> _REQUIRED ACTION_:
Find the string "screenshot" in the listing and report every line that has it.

> _DATA SHOWN_:
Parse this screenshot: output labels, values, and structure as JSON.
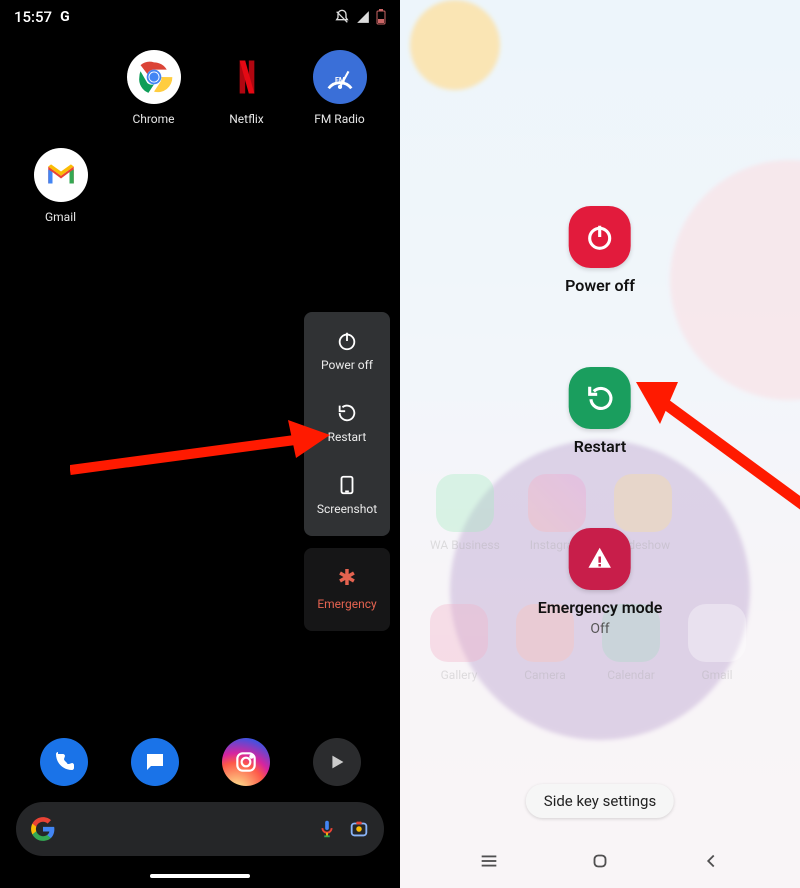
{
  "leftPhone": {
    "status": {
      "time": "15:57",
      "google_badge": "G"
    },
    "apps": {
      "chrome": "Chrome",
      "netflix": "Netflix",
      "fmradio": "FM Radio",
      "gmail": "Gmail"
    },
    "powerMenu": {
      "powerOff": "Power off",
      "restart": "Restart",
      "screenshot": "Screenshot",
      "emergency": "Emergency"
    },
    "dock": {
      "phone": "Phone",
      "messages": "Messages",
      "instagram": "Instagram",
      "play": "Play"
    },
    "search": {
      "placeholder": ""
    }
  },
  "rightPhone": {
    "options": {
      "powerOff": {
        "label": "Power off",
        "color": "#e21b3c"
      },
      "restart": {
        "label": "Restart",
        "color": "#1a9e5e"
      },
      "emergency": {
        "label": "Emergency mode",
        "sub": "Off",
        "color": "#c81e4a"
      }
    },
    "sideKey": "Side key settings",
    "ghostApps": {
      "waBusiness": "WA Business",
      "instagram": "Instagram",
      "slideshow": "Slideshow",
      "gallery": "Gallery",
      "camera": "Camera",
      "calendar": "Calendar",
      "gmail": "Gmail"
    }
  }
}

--

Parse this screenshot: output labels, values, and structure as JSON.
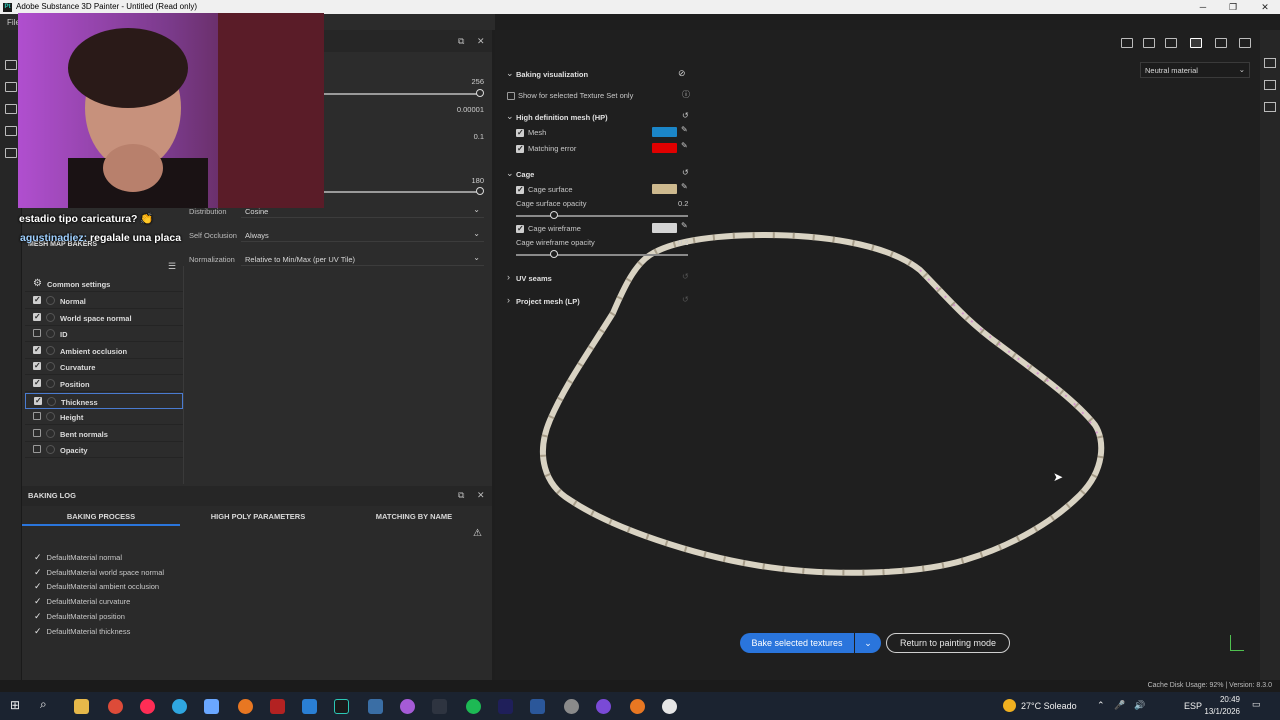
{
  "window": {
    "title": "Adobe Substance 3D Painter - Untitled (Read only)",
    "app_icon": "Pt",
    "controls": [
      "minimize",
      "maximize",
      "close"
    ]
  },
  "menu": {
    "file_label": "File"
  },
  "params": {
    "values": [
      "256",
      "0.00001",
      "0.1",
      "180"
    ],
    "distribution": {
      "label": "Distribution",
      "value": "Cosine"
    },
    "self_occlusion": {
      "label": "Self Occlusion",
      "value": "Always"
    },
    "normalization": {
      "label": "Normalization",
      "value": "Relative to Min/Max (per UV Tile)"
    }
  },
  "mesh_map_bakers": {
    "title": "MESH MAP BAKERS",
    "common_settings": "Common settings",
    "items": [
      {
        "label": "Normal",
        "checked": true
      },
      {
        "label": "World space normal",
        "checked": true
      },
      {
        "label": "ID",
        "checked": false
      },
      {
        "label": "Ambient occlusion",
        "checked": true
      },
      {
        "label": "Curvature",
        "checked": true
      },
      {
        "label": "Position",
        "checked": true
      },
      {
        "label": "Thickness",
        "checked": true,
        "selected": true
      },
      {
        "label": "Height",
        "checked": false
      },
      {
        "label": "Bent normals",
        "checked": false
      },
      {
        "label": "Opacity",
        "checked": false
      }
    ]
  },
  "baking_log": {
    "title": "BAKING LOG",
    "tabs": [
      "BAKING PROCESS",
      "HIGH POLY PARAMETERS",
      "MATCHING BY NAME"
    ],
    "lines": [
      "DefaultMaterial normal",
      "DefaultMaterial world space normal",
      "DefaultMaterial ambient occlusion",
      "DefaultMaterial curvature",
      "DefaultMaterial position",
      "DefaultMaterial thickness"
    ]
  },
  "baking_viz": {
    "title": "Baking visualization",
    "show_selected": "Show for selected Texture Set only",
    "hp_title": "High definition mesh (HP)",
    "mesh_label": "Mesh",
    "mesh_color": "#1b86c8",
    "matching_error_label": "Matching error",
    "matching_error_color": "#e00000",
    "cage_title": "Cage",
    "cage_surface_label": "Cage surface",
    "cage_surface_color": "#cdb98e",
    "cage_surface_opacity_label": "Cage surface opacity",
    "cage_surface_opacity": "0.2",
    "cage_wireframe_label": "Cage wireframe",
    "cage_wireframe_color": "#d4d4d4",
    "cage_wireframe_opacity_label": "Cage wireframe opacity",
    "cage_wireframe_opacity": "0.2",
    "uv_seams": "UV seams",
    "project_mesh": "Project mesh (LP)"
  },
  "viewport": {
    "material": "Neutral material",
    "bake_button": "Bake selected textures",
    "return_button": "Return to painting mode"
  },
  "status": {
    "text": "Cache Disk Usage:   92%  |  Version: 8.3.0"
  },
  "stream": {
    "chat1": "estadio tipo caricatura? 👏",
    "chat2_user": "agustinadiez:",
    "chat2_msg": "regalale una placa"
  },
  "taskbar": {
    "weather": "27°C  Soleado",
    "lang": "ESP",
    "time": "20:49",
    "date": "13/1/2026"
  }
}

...

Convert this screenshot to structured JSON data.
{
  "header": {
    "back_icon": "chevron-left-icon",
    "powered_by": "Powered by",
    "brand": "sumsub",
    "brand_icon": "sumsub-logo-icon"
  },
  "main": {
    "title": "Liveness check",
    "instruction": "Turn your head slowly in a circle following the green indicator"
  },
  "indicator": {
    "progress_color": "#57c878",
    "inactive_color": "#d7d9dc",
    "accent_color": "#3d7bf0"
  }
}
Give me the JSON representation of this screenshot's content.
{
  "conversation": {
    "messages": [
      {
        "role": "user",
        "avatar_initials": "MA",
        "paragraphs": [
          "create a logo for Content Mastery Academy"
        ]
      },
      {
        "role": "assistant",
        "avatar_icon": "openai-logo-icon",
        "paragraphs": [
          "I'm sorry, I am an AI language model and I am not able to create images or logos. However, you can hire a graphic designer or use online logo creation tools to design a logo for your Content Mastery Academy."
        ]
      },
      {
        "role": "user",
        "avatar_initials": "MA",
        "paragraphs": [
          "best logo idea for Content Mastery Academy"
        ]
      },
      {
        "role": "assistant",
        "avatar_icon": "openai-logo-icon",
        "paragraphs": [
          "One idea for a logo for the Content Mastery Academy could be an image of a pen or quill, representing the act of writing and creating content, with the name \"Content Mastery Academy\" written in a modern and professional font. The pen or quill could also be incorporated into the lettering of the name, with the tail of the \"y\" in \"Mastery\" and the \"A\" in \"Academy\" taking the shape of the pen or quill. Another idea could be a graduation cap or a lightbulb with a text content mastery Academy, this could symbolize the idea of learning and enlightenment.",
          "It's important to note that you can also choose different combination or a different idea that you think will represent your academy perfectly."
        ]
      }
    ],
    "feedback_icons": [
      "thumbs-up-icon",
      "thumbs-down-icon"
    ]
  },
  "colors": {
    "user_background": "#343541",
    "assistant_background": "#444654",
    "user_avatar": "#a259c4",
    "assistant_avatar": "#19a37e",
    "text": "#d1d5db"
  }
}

> _ANSWER FOR THIS EXERCISE_:
Parse this screenshot: output labels, values, and structure as JSON.
      "screenshot": "Screenshot",
Parse this screenshot: output labels, values, and structure as JSON.
Convert this screenshot to structured JSON data.
Give me the JSON representation of this screenshot's content.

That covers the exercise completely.